> **Work to be completed**
Set the images aside and retype the whole listing exactly.

> **Data excerpts**
== Segment start ==

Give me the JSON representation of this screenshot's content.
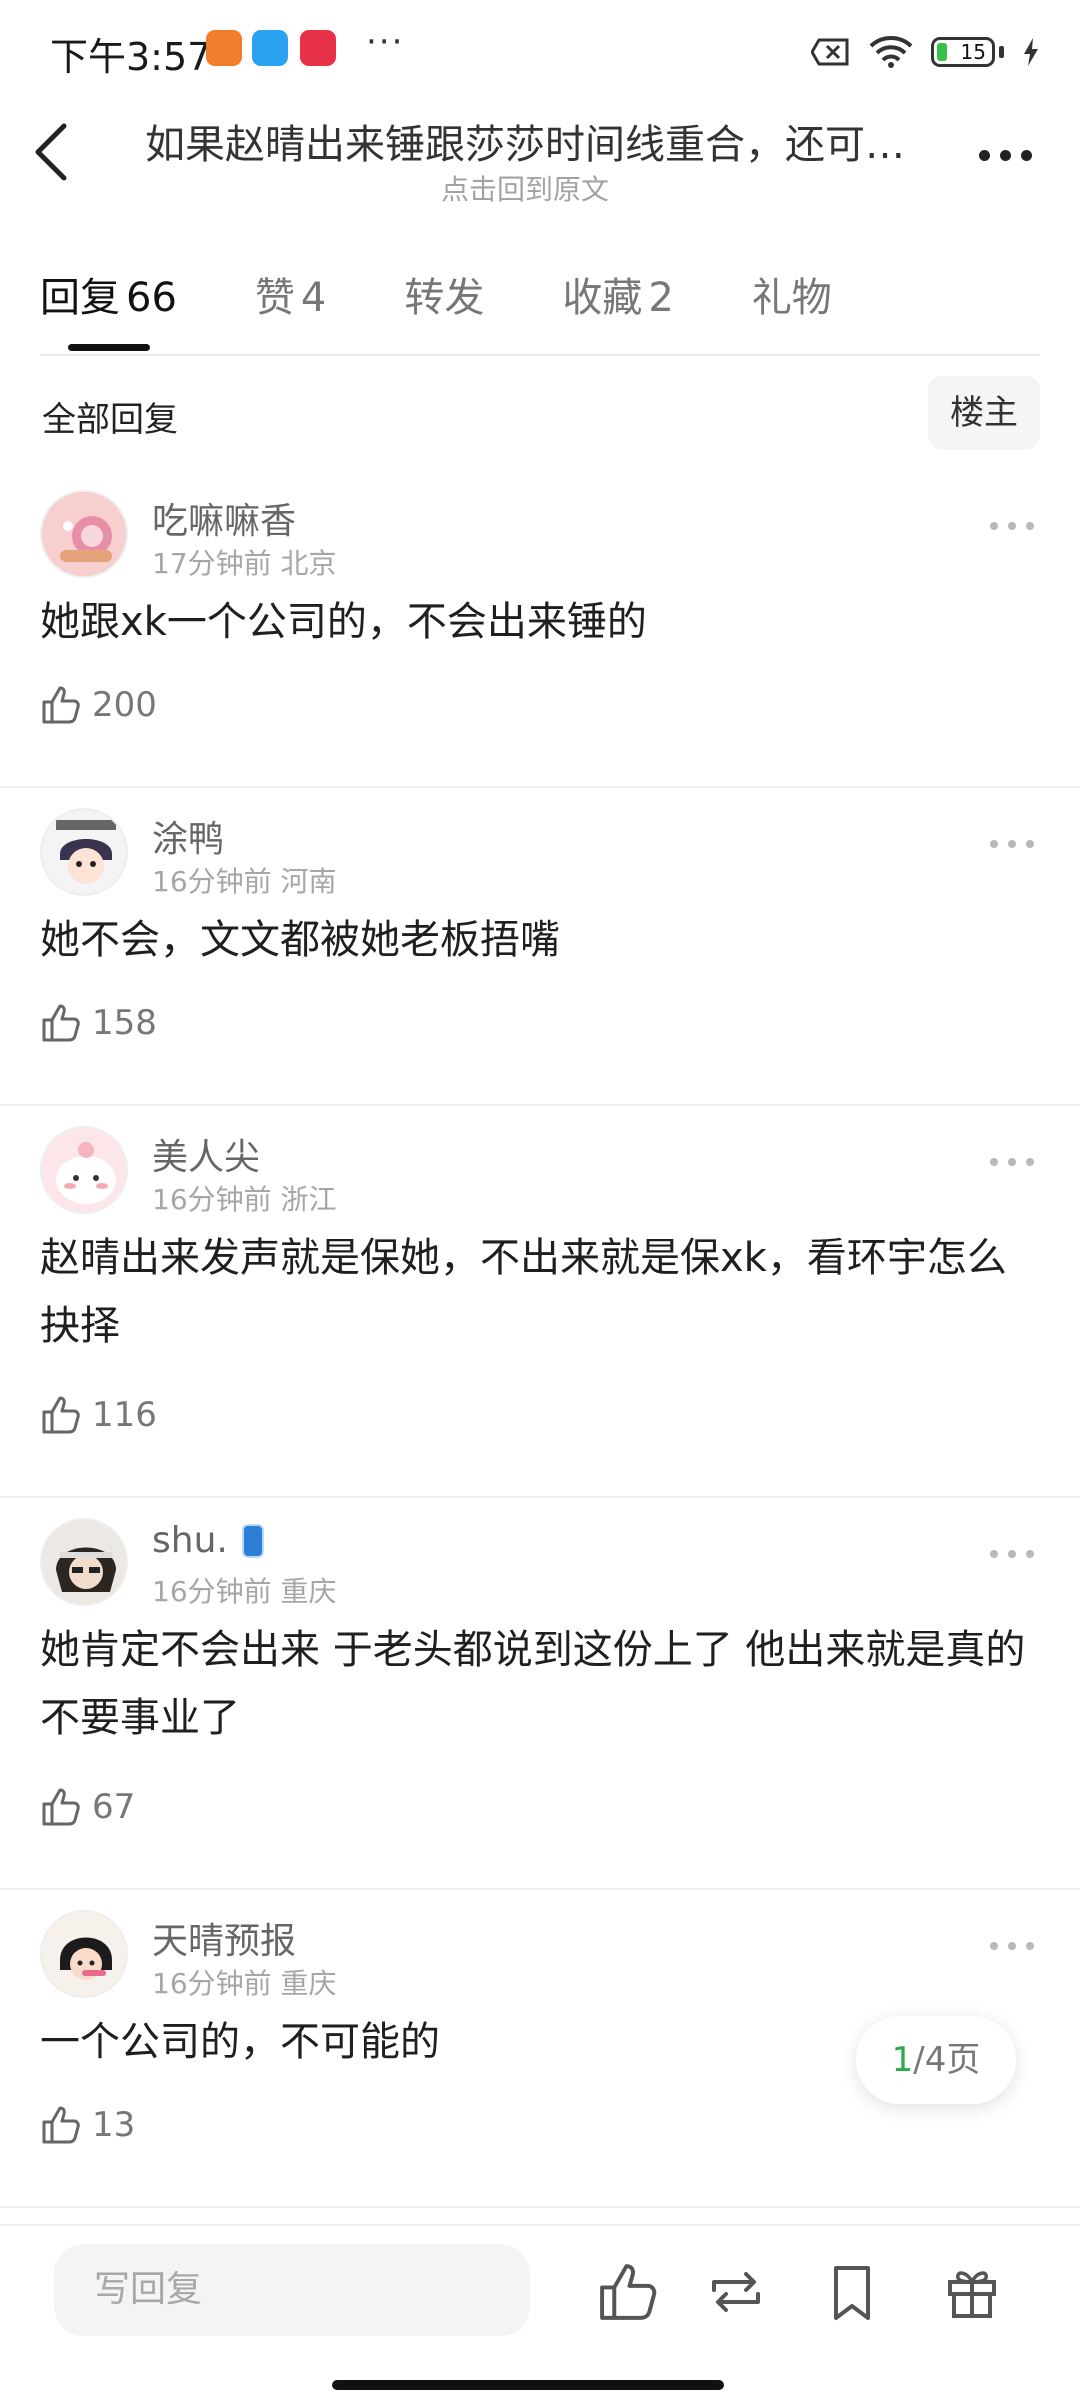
{
  "status_bar": {
    "time": "下午3:57",
    "battery": "15"
  },
  "header": {
    "title": "如果赵晴出来锤跟莎莎时间线重合，还可…",
    "subtitle": "点击回到原文"
  },
  "tabs": [
    {
      "label": "回复",
      "count": "66"
    },
    {
      "label": "赞",
      "count": "4"
    },
    {
      "label": "转发",
      "count": ""
    },
    {
      "label": "收藏",
      "count": "2"
    },
    {
      "label": "礼物",
      "count": ""
    }
  ],
  "filter": {
    "all_label": "全部回复",
    "op_label": "楼主"
  },
  "comments": [
    {
      "username": "吃嘛嘛香",
      "time": "17分钟前",
      "location": "北京",
      "text": "她跟xk一个公司的，不会出来锤的",
      "likes": "200"
    },
    {
      "username": "涂鸭",
      "time": "16分钟前",
      "location": "河南",
      "text": "她不会，文文都被她老板捂嘴",
      "likes": "158"
    },
    {
      "username": "美人尖",
      "time": "16分钟前",
      "location": "浙江",
      "text": "赵晴出来发声就是保她，不出来就是保xk，看环宇怎么抉择",
      "likes": "116"
    },
    {
      "username": "shu.",
      "time": "16分钟前",
      "location": "重庆",
      "text": "她肯定不会出来 于老头都说到这份上了 他出来就是真的不要事业了",
      "likes": "67"
    },
    {
      "username": "天晴预报",
      "time": "16分钟前",
      "location": "重庆",
      "text": "一个公司的，不可能的",
      "likes": "13"
    }
  ],
  "pagination": {
    "current": "1",
    "total": "/4页"
  },
  "bottom_bar": {
    "reply_placeholder": "写回复"
  },
  "colors": {
    "accent_green": "#2da94f",
    "text_primary": "#1f1f1f",
    "text_secondary": "#a6a6a6"
  },
  "icons": [
    "back-arrow-icon",
    "more-icon",
    "thumbs-up-icon",
    "repost-icon",
    "bookmark-icon",
    "gift-icon",
    "wifi-icon",
    "battery-icon"
  ]
}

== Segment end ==

> **Exercise response**
Give me the JSON representation of this screenshot's content.
{
  "status_bar": {
    "time": "下午3:57",
    "battery": "15"
  },
  "header": {
    "title": "如果赵晴出来锤跟莎莎时间线重合，还可…",
    "subtitle": "点击回到原文"
  },
  "tabs": [
    {
      "label": "回复",
      "count": "66"
    },
    {
      "label": "赞",
      "count": "4"
    },
    {
      "label": "转发",
      "count": ""
    },
    {
      "label": "收藏",
      "count": "2"
    },
    {
      "label": "礼物",
      "count": ""
    }
  ],
  "filter": {
    "all_label": "全部回复",
    "op_label": "楼主"
  },
  "comments": [
    {
      "username": "吃嘛嘛香",
      "time": "17分钟前",
      "location": "北京",
      "text": "她跟xk一个公司的，不会出来锤的",
      "likes": "200"
    },
    {
      "username": "涂鸭",
      "time": "16分钟前",
      "location": "河南",
      "text": "她不会，文文都被她老板捂嘴",
      "likes": "158"
    },
    {
      "username": "美人尖",
      "time": "16分钟前",
      "location": "浙江",
      "text": "赵晴出来发声就是保她，不出来就是保xk，看环宇怎么抉择",
      "likes": "116"
    },
    {
      "username": "shu.",
      "time": "16分钟前",
      "location": "重庆",
      "text": "她肯定不会出来 于老头都说到这份上了 他出来就是真的不要事业了",
      "likes": "67"
    },
    {
      "username": "天晴预报",
      "time": "16分钟前",
      "location": "重庆",
      "text": "一个公司的，不可能的",
      "likes": "13"
    }
  ],
  "pagination": {
    "current": "1",
    "total": "/4页"
  },
  "bottom_bar": {
    "reply_placeholder": "写回复"
  },
  "colors": {
    "accent_green": "#2da94f",
    "text_primary": "#1f1f1f",
    "text_secondary": "#a6a6a6"
  },
  "icons": [
    "back-arrow-icon",
    "more-icon",
    "thumbs-up-icon",
    "repost-icon",
    "bookmark-icon",
    "gift-icon",
    "wifi-icon",
    "battery-icon"
  ]
}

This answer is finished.